*Task statement*
This exercise calls for the whole listing to be given again exactly, without images.

*Task data*
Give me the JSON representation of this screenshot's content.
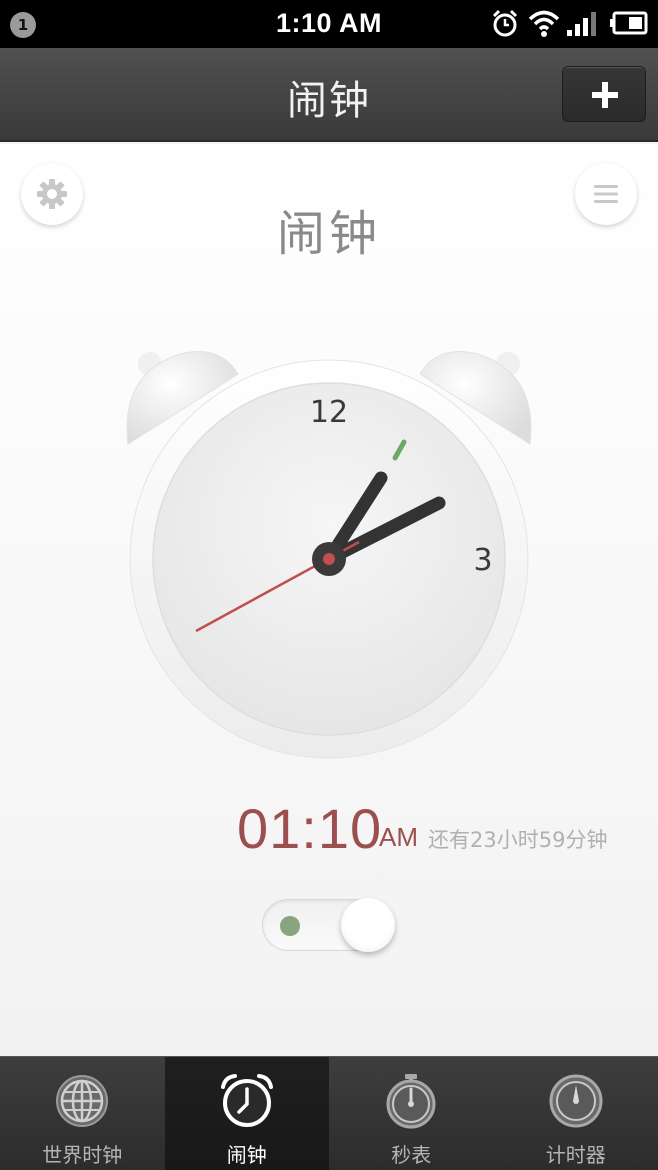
{
  "status_bar": {
    "notification_count": "1",
    "time": "1:10 AM",
    "icons": [
      "alarm-icon",
      "wifi-icon",
      "signal-icon",
      "battery-icon"
    ]
  },
  "header": {
    "title": "闹钟",
    "add_icon": "plus-icon"
  },
  "main": {
    "settings_icon": "gear-icon",
    "menu_icon": "menu-lines-icon",
    "alarm_label": "闹钟",
    "clock": {
      "numeral_12": "12",
      "numeral_3": "3"
    },
    "alarm_time": "01:10",
    "alarm_ampm": "AM",
    "remaining": "还有23小时59分钟",
    "toggle_on": true
  },
  "colors": {
    "accent_red": "#9b4f4f",
    "second_hand": "#c0504d",
    "alarm_marker": "#6aa86a",
    "toggle_dot": "#8aa57e"
  },
  "bottom_nav": {
    "items": [
      {
        "label": "世界时钟",
        "icon": "globe-icon",
        "active": false
      },
      {
        "label": "闹钟",
        "icon": "alarm-clock-icon",
        "active": true
      },
      {
        "label": "秒表",
        "icon": "stopwatch-icon",
        "active": false
      },
      {
        "label": "计时器",
        "icon": "timer-icon",
        "active": false
      }
    ]
  }
}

*Response below*
Give me the JSON representation of this screenshot's content.
{
  "status_bar": {
    "notification_count": "1",
    "time": "1:10 AM",
    "icons": [
      "alarm-icon",
      "wifi-icon",
      "signal-icon",
      "battery-icon"
    ]
  },
  "header": {
    "title": "闹钟",
    "add_icon": "plus-icon"
  },
  "main": {
    "settings_icon": "gear-icon",
    "menu_icon": "menu-lines-icon",
    "alarm_label": "闹钟",
    "clock": {
      "numeral_12": "12",
      "numeral_3": "3"
    },
    "alarm_time": "01:10",
    "alarm_ampm": "AM",
    "remaining": "还有23小时59分钟",
    "toggle_on": true
  },
  "colors": {
    "accent_red": "#9b4f4f",
    "second_hand": "#c0504d",
    "alarm_marker": "#6aa86a",
    "toggle_dot": "#8aa57e"
  },
  "bottom_nav": {
    "items": [
      {
        "label": "世界时钟",
        "icon": "globe-icon",
        "active": false
      },
      {
        "label": "闹钟",
        "icon": "alarm-clock-icon",
        "active": true
      },
      {
        "label": "秒表",
        "icon": "stopwatch-icon",
        "active": false
      },
      {
        "label": "计时器",
        "icon": "timer-icon",
        "active": false
      }
    ]
  }
}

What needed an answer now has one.